After last summer’s blistering temperatures and the relative lack of winter snows the last few years, it’s very hard not to notice that some changes are underway. If you spend any time on or around the Lakes of Michigan or the Great Lakes in general you have no doubt noticed that things are not as they used to be. The water levels are down all over and property owners as well as whole communities are being affected.
The cause of the changes is still a matter of debate but the best minds attribute them to low precipitation and the excessive heat, which has led to an amount of excessive evaporation. These effects may come in the form of a receding waterline, leaving many lake docks high and dry, requiring the purchase of more dock sections or a relocation of the dock itself, requiring different support hardware. Another impact would likely be the placement of your boat lift as the usual location may now be on dry lake bed or the water may be too shallow to use the lift at all. This last factor will likely impact those with pontoon lifts as in some instances the water is just too shallow to get the boat on the lift.

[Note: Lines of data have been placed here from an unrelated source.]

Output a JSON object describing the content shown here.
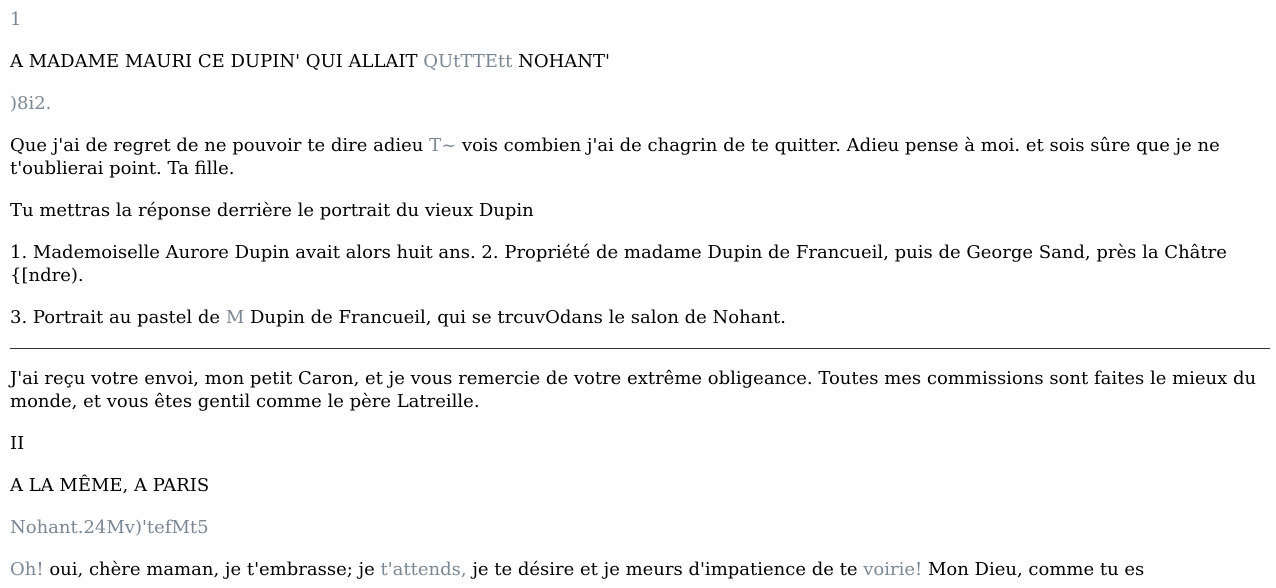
{
  "document": {
    "page_number": "1",
    "heading_1": {
      "a": "A MADAME MAURI CE DUPIN' QUI ALLAIT ",
      "b": "QUtTTEtt",
      "c": " NOHANT'"
    },
    "date_1": ")8i2.",
    "letter_1": {
      "a": "Que j'ai de regret de ne pouvoir te dire adieu ",
      "b": "T~",
      "c": " vois combien j'ai de chagrin de te quitter. Adieu pense à moi. et sois sûre que je ne t'oublierai point. Ta fille."
    },
    "postscript_1": "Tu mettras la réponse derrière le portrait du vieux Dupin",
    "footnote_1_2": "1. Mademoiselle Aurore Dupin avait alors huit ans. 2. Propriété de madame Dupin de Francueil, puis de George Sand, près la Châtre {[ndre).",
    "footnote_3": {
      "a": "3. Portrait au pastel de ",
      "b": "M",
      "c": " Dupin de Francueil, qui se trcuvOdans le salon de Nohant."
    },
    "letter_1b": "J'ai reçu votre envoi, mon petit Caron, et je vous remercie de votre extrême obligeance. Toutes mes commissions sont faites le mieux du monde, et vous êtes gentil comme le père Latreille.",
    "numeral_2": "II",
    "heading_2": "A LA MÊME, A PARIS",
    "date_2": "Nohant.24Mv)'tefMt5",
    "letter_2": {
      "a": "Oh!",
      "b": " oui, chère maman, je t'embrasse; je ",
      "c": "t'attends,",
      "d": " je te désire et je meurs d'impatience de te ",
      "e": "voirie!",
      "f": " Mon Dieu, comme tu es"
    },
    "colors": {
      "text": "#000000",
      "dim_text": "#7a8795",
      "rule": "#333333"
    }
  }
}
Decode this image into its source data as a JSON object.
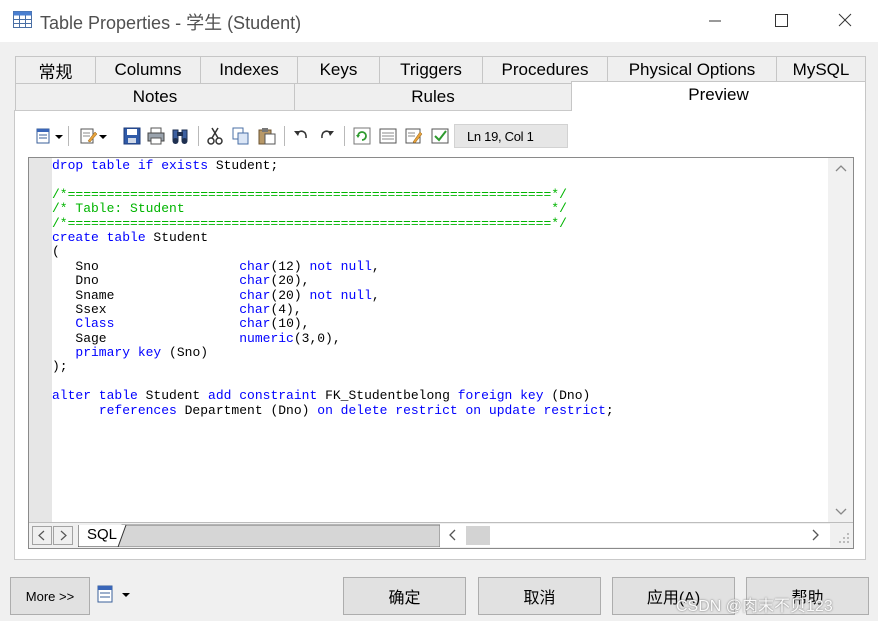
{
  "window": {
    "title": "Table Properties - 学生 (Student)",
    "icons": {
      "app": "table-grid-icon",
      "minimize": "minimize-icon",
      "maximize": "maximize-icon",
      "close": "close-icon"
    }
  },
  "tabs_row1": [
    "常规",
    "Columns",
    "Indexes",
    "Keys",
    "Triggers",
    "Procedures",
    "Physical Options",
    "MySQL"
  ],
  "tabs_row2": [
    "Notes",
    "Rules",
    "Preview"
  ],
  "active_tab": "Preview",
  "toolbar": {
    "icons": [
      "script-dropdown-icon",
      "edit-dropdown-icon",
      "save-icon",
      "print-icon",
      "find-icon",
      "cut-icon",
      "copy-icon",
      "paste-icon",
      "undo-icon",
      "redo-icon",
      "refresh-icon",
      "properties-icon",
      "edit-icon",
      "check-icon"
    ],
    "position_label": "Ln 19, Col 1"
  },
  "code": {
    "lines": [
      [
        {
          "t": "drop table if exists",
          "c": "kw"
        },
        {
          "t": " Student;",
          "c": ""
        }
      ],
      [],
      [
        {
          "t": "/*==============================================================*/",
          "c": "cm"
        }
      ],
      [
        {
          "t": "/* Table: Student                                               */",
          "c": "cm"
        }
      ],
      [
        {
          "t": "/*==============================================================*/",
          "c": "cm"
        }
      ],
      [
        {
          "t": "create table",
          "c": "kw"
        },
        {
          "t": " Student",
          "c": ""
        }
      ],
      [
        {
          "t": "(",
          "c": ""
        }
      ],
      [
        {
          "t": "   Sno                  ",
          "c": ""
        },
        {
          "t": "char",
          "c": "kw"
        },
        {
          "t": "(12) ",
          "c": ""
        },
        {
          "t": "not null",
          "c": "kw"
        },
        {
          "t": ",",
          "c": ""
        }
      ],
      [
        {
          "t": "   Dno                  ",
          "c": ""
        },
        {
          "t": "char",
          "c": "kw"
        },
        {
          "t": "(20),",
          "c": ""
        }
      ],
      [
        {
          "t": "   Sname                ",
          "c": ""
        },
        {
          "t": "char",
          "c": "kw"
        },
        {
          "t": "(20) ",
          "c": ""
        },
        {
          "t": "not null",
          "c": "kw"
        },
        {
          "t": ",",
          "c": ""
        }
      ],
      [
        {
          "t": "   Ssex                 ",
          "c": ""
        },
        {
          "t": "char",
          "c": "kw"
        },
        {
          "t": "(4),",
          "c": ""
        }
      ],
      [
        {
          "t": "   ",
          "c": ""
        },
        {
          "t": "Class",
          "c": "kw"
        },
        {
          "t": "                ",
          "c": ""
        },
        {
          "t": "char",
          "c": "kw"
        },
        {
          "t": "(10),",
          "c": ""
        }
      ],
      [
        {
          "t": "   Sage                 ",
          "c": ""
        },
        {
          "t": "numeric",
          "c": "kw"
        },
        {
          "t": "(3,0),",
          "c": ""
        }
      ],
      [
        {
          "t": "   ",
          "c": ""
        },
        {
          "t": "primary key",
          "c": "kw"
        },
        {
          "t": " (Sno)",
          "c": ""
        }
      ],
      [
        {
          "t": ");",
          "c": ""
        }
      ],
      [],
      [
        {
          "t": "alter table",
          "c": "kw"
        },
        {
          "t": " Student ",
          "c": ""
        },
        {
          "t": "add constraint",
          "c": "kw"
        },
        {
          "t": " FK_Studentbelong ",
          "c": ""
        },
        {
          "t": "foreign key",
          "c": "kw"
        },
        {
          "t": " (Dno)",
          "c": ""
        }
      ],
      [
        {
          "t": "      ",
          "c": ""
        },
        {
          "t": "references",
          "c": "kw"
        },
        {
          "t": " Department (Dno) ",
          "c": ""
        },
        {
          "t": "on delete restrict on update restrict",
          "c": "kw"
        },
        {
          "t": ";",
          "c": ""
        }
      ]
    ]
  },
  "editor_tabs": {
    "sql_tab": "SQL"
  },
  "buttons": {
    "more": "More >>",
    "ok": "确定",
    "cancel": "取消",
    "apply": "应用(A)",
    "help": "帮助"
  },
  "watermark": "CSDN @肉末不贝123",
  "colors": {
    "keyword": "#0000ff",
    "comment": "#00b400",
    "dialog_bg": "#f0f0f0"
  }
}
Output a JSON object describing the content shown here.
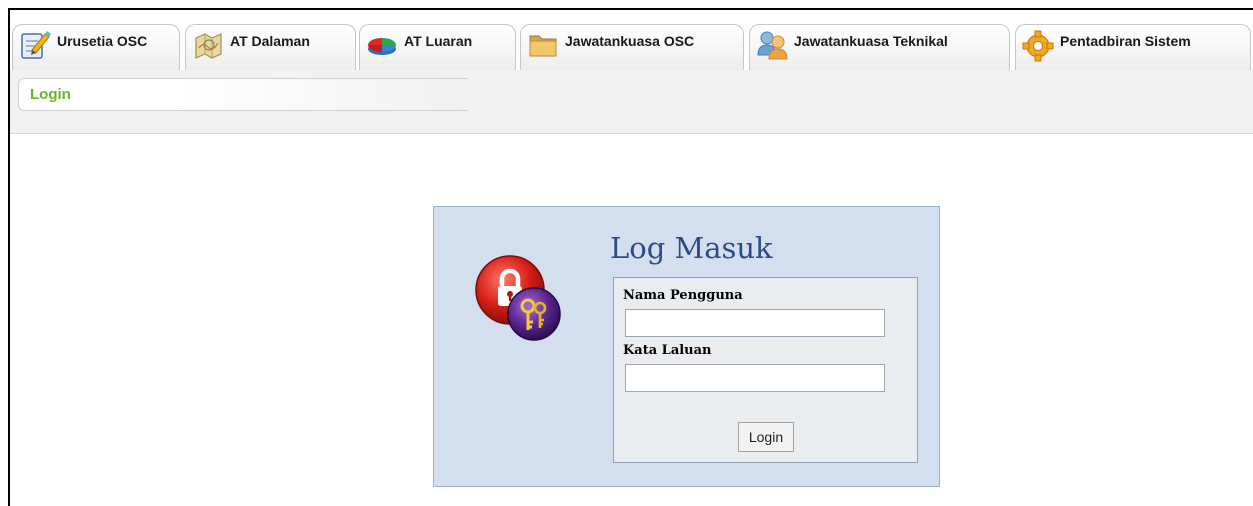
{
  "tabs": [
    {
      "label": "Urusetia OSC",
      "icon": "notepad-pencil-icon"
    },
    {
      "label": "AT Dalaman",
      "icon": "map-icon"
    },
    {
      "label": "AT Luaran",
      "icon": "pie-chart-icon"
    },
    {
      "label": "Jawatankuasa OSC",
      "icon": "folder-icon"
    },
    {
      "label": "Jawatankuasa Teknikal",
      "icon": "users-icon"
    },
    {
      "label": "Pentadbiran Sistem",
      "icon": "gear-icon"
    }
  ],
  "breadcrumb": {
    "current": "Login",
    "color": "#6bb328"
  },
  "login": {
    "title": "Log Masuk",
    "username_label": "Nama Pengguna",
    "username_value": "",
    "password_label": "Kata Laluan",
    "password_value": "",
    "submit_label": "Login",
    "icon": "lock-keys-icon"
  },
  "colors": {
    "panel_bg": "#d3dfee",
    "title_color": "#2d4c86"
  }
}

In the last few weeks there have been some major announcements from state governments, around the Great lakes, centered on dealing with what has been called an environmental and economic emergency. Gov. Rick Snyder of Michigan has announced that he will seek $21 million to address the low levels of Michigan’s harbors through a dredging program designed to keep these harbors, and the communities that rely on them, open for business. The bulk of the funds, about $10 million, will come from the Michigan Waterways Project, while the rest will come from supplemental appropriations.

Michigan’s 56 harbors are maintained by the Army Corp of Engineers (ACOE) but only six are slated to be addressed this year, leaving state and local governments to take up the slack. Gov. Snyder’s plan includes provisions to ease the process of dredging permits so that local communities can get the work moving before the main tourist seasons; a major economic consideration for regional communities. John Allen, director of the Department of Environmental Quality (DEQ) likened access to open water to the “lifeblood for the summer” for Michigan communities. He went on to add that “Michigan needs to be open for business and our port and harbor communities need to have reasonable access to water.” (AP)

Last year’s blistering temperatures seem to be on track for a return bringing more tough times for Great Lakes communities and the effects may move beyond low water levels to have a far broader economic impact. If you live along one of these waterways its best to start making plans now for dealing with the changes before you find that your summer fun fails to arrive this season. You may be able to bridge whatever gap appears as the water recedes by installing some kind of gangway, or you may have to invest more to get out on the water, either way, it’s best to be informed than caught wondering what’s going on.

Update: 03/25/13

In a 30 to 5 vote on March 21st 2013, the Michigan Senate approved the proposed emergency dredging allocation from the State’s general and Waterway’s Funds as proposed by Gov. Rick Snyder in his executive budget proposal. With a total of $12 Million dollars slated to address 49 projects on lake’s Michigan, Huron, and St. Claire, the funding comes through just as The Great Lakes region gears up for the coming boating season.

Targeting harbors, marinas, and boat launches, the plan, assembled by the MI State Waterways Commission, hopes to address critical water levels as Michigan moves into the 2013 recreational boating season. With an average reduction in water levels around 16”, many of the harbors and marinas around Michigan lakes are too shallow for safe boating and shipping traffic.

Additionally, help for private marina owners in the expensive process of dredging their own marinas will come in the form of a $1 million allocation, which passed in the State Senate with a vote of 106 to 4. This is essentially a step which will make it easier for these private marina owners to secure loans for the necessary dredging and maintain the viability of their waterways. With the 2013 season just getting under way, there are bound to be more changes going forward. Stay tuned and we will get you the details.

© 2013